[Dataset rows describing interfaces]

==================================================

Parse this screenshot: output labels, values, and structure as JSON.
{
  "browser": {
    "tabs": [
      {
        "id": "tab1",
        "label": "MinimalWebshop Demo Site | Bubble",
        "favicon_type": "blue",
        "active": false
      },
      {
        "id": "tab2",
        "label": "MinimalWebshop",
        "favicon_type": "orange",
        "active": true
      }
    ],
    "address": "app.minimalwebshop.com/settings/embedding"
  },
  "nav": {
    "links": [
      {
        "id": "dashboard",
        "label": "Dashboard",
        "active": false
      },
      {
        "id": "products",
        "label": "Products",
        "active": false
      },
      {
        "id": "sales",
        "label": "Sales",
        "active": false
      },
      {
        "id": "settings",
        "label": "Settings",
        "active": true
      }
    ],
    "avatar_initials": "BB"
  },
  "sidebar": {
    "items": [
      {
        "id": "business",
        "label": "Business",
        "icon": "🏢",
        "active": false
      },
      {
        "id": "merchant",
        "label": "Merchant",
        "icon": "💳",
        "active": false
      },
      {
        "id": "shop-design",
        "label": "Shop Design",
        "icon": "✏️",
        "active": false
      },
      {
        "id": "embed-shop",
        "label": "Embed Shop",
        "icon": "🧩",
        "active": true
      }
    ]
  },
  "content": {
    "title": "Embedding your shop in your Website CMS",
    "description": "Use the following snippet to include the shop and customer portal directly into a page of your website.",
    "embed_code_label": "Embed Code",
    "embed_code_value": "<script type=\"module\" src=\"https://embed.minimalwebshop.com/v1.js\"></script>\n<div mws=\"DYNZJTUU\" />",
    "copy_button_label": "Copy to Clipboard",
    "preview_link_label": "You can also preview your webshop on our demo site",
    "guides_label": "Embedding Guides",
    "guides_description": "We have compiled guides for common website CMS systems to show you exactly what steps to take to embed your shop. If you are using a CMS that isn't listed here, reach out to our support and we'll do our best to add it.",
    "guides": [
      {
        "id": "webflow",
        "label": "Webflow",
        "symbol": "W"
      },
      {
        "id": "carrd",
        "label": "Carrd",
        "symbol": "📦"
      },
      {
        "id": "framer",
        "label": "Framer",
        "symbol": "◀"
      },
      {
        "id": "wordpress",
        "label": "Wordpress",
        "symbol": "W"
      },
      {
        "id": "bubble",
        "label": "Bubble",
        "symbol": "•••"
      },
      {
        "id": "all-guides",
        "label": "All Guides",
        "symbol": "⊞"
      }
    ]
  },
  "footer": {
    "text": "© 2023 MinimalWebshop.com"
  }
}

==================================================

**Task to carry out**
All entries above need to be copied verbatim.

**Completed task**
Parse this screenshot: output labels, values, and structure as JSON.
{
  "browser": {
    "tabs": [
      {
        "id": "tab1",
        "label": "MinimalWebshop Demo Site | Bubble",
        "favicon_type": "blue",
        "active": false
      },
      {
        "id": "tab2",
        "label": "MinimalWebshop",
        "favicon_type": "orange",
        "active": true
      }
    ],
    "address": "app.minimalwebshop.com/settings/embedding"
  },
  "nav": {
    "links": [
      {
        "id": "dashboard",
        "label": "Dashboard",
        "active": false
      },
      {
        "id": "products",
        "label": "Products",
        "active": false
      },
      {
        "id": "sales",
        "label": "Sales",
        "active": false
      },
      {
        "id": "settings",
        "label": "Settings",
        "active": true
      }
    ],
    "avatar_initials": "BB"
  },
  "sidebar": {
    "items": [
      {
        "id": "business",
        "label": "Business",
        "icon": "🏢",
        "active": false
      },
      {
        "id": "merchant",
        "label": "Merchant",
        "icon": "💳",
        "active": false
      },
      {
        "id": "shop-design",
        "label": "Shop Design",
        "icon": "✏️",
        "active": false
      },
      {
        "id": "embed-shop",
        "label": "Embed Shop",
        "icon": "🧩",
        "active": true
      }
    ]
  },
  "content": {
    "title": "Embedding your shop in your Website CMS",
    "description": "Use the following snippet to include the shop and customer portal directly into a page of your website.",
    "embed_code_label": "Embed Code",
    "embed_code_value": "<script type=\"module\" src=\"https://embed.minimalwebshop.com/v1.js\"></script>\n<div mws=\"DYNZJTUU\" />",
    "copy_button_label": "Copy to Clipboard",
    "preview_link_label": "You can also preview your webshop on our demo site",
    "guides_label": "Embedding Guides",
    "guides_description": "We have compiled guides for common website CMS systems to show you exactly what steps to take to embed your shop. If you are using a CMS that isn't listed here, reach out to our support and we'll do our best to add it.",
    "guides": [
      {
        "id": "webflow",
        "label": "Webflow",
        "symbol": "W"
      },
      {
        "id": "carrd",
        "label": "Carrd",
        "symbol": "📦"
      },
      {
        "id": "framer",
        "label": "Framer",
        "symbol": "◀"
      },
      {
        "id": "wordpress",
        "label": "Wordpress",
        "symbol": "W"
      },
      {
        "id": "bubble",
        "label": "Bubble",
        "symbol": "•••"
      },
      {
        "id": "all-guides",
        "label": "All Guides",
        "symbol": "⊞"
      }
    ]
  },
  "footer": {
    "text": "© 2023 MinimalWebshop.com"
  }
}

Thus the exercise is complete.